Identify every line in the records below that contains the word "Burj", and reproduce each one.
----- EXERCISE DATA
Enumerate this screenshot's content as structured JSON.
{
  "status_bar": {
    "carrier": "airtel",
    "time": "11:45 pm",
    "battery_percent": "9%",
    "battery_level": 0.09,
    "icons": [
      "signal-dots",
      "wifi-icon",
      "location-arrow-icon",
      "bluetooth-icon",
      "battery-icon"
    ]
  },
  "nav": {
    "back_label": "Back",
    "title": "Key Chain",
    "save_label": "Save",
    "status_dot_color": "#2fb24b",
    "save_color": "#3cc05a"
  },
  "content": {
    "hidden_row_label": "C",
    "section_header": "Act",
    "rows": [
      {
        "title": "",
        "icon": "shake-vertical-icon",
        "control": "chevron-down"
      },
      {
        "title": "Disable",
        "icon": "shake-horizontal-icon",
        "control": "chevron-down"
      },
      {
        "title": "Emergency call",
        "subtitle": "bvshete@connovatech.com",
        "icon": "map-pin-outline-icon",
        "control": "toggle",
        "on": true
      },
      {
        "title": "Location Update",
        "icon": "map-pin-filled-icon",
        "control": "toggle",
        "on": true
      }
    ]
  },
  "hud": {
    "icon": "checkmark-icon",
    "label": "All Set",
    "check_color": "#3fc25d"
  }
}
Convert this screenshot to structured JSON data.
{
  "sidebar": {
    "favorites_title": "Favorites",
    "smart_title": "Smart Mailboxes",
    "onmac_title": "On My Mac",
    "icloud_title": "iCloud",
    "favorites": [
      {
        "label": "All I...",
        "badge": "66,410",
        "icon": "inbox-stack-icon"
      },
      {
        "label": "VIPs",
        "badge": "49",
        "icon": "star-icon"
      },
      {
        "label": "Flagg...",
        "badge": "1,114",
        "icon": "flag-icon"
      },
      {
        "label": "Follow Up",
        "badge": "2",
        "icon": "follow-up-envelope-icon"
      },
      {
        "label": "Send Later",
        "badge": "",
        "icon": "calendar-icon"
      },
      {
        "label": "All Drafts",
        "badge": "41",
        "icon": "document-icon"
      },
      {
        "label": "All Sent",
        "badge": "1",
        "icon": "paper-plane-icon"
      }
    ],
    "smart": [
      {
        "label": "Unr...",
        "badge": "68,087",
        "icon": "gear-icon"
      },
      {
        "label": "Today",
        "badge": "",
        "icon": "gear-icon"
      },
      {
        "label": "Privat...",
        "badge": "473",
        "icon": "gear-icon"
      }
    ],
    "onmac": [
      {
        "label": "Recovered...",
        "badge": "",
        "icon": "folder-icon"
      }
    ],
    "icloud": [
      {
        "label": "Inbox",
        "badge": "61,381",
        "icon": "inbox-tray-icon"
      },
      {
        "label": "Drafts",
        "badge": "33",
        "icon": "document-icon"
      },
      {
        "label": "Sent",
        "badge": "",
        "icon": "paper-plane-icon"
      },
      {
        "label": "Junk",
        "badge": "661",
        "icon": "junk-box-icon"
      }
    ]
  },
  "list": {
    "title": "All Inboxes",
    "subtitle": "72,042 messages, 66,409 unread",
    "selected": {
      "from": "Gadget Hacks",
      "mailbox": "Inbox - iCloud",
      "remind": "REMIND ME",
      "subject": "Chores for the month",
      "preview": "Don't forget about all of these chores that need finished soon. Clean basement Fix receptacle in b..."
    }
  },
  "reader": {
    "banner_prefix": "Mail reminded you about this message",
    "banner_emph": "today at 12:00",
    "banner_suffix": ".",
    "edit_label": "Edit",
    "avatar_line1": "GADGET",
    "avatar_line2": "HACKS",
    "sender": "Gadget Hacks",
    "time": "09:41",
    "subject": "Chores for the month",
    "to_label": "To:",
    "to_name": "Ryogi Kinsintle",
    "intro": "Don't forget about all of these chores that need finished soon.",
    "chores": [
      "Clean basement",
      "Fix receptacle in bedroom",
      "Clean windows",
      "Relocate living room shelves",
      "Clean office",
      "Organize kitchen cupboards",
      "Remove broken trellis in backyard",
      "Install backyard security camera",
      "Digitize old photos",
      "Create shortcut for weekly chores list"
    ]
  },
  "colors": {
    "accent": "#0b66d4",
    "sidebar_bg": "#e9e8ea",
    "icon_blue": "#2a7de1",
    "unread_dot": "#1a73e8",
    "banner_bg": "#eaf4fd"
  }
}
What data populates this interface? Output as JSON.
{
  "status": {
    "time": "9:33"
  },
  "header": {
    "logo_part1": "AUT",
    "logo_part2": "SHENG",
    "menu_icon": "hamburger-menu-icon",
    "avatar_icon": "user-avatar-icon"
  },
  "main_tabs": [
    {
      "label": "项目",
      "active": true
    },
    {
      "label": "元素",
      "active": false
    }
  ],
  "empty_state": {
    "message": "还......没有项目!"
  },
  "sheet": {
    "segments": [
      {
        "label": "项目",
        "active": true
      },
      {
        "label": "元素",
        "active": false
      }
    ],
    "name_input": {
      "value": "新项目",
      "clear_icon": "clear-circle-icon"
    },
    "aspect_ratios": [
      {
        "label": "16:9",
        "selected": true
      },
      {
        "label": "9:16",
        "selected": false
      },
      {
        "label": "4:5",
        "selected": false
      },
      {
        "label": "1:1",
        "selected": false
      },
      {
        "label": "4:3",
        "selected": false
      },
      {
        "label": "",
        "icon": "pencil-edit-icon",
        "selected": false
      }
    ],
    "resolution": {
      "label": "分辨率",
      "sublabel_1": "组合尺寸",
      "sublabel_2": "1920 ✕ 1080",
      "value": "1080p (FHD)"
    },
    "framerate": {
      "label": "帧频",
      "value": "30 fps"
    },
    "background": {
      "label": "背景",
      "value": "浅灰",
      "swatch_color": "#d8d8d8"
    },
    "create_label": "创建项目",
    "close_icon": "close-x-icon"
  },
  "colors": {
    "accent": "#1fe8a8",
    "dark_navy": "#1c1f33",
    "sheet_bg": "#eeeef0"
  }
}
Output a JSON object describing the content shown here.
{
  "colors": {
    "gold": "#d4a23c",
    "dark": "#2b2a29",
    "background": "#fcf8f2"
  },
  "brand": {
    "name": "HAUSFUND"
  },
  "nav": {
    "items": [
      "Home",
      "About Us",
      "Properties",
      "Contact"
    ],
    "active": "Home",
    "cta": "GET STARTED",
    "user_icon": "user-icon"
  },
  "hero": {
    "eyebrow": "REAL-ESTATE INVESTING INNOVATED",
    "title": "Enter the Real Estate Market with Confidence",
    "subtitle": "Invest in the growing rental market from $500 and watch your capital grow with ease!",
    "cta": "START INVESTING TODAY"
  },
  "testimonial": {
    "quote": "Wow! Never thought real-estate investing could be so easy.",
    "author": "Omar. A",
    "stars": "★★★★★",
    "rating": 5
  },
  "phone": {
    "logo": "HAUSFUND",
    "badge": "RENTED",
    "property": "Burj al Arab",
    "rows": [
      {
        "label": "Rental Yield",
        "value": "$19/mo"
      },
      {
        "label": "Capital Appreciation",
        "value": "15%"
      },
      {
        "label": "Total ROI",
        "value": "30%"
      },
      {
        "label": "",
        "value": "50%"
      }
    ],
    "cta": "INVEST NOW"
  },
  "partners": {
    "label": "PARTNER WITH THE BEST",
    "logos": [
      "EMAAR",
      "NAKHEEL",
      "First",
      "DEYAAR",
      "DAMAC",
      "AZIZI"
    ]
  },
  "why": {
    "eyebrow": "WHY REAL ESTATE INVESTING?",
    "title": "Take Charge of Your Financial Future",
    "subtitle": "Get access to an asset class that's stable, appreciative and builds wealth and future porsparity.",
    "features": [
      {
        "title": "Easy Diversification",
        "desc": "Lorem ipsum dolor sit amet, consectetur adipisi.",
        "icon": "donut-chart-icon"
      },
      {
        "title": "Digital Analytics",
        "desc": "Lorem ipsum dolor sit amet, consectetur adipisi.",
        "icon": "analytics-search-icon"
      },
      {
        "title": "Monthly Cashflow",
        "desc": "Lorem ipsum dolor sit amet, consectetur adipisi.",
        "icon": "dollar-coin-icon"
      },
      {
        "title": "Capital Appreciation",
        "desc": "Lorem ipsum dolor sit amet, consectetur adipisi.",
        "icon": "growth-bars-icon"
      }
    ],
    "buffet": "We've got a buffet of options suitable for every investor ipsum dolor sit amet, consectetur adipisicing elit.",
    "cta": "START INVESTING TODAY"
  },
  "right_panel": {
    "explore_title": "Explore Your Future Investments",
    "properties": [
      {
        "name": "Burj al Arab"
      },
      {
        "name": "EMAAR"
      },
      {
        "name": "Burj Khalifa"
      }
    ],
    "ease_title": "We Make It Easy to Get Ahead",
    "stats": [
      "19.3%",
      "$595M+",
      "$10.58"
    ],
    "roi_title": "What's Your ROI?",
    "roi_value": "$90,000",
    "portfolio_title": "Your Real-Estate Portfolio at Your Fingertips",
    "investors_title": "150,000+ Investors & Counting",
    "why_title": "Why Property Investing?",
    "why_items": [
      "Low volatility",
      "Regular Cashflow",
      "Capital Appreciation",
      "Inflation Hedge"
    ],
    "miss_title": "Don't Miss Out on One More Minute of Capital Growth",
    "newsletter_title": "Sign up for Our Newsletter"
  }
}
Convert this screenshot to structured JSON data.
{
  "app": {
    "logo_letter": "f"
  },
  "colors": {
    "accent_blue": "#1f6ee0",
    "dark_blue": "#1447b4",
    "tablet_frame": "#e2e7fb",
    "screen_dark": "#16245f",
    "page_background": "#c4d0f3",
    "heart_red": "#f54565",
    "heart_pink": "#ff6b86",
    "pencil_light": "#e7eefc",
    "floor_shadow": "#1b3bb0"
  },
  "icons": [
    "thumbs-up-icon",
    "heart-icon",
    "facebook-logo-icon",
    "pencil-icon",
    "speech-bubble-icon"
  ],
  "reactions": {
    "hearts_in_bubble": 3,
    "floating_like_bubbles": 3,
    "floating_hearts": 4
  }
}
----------
» **FINISHED EXERCISE**:
    "property": "Burj al Arab",
        "name": "Burj al Arab"
        "name": "Burj Khalifa"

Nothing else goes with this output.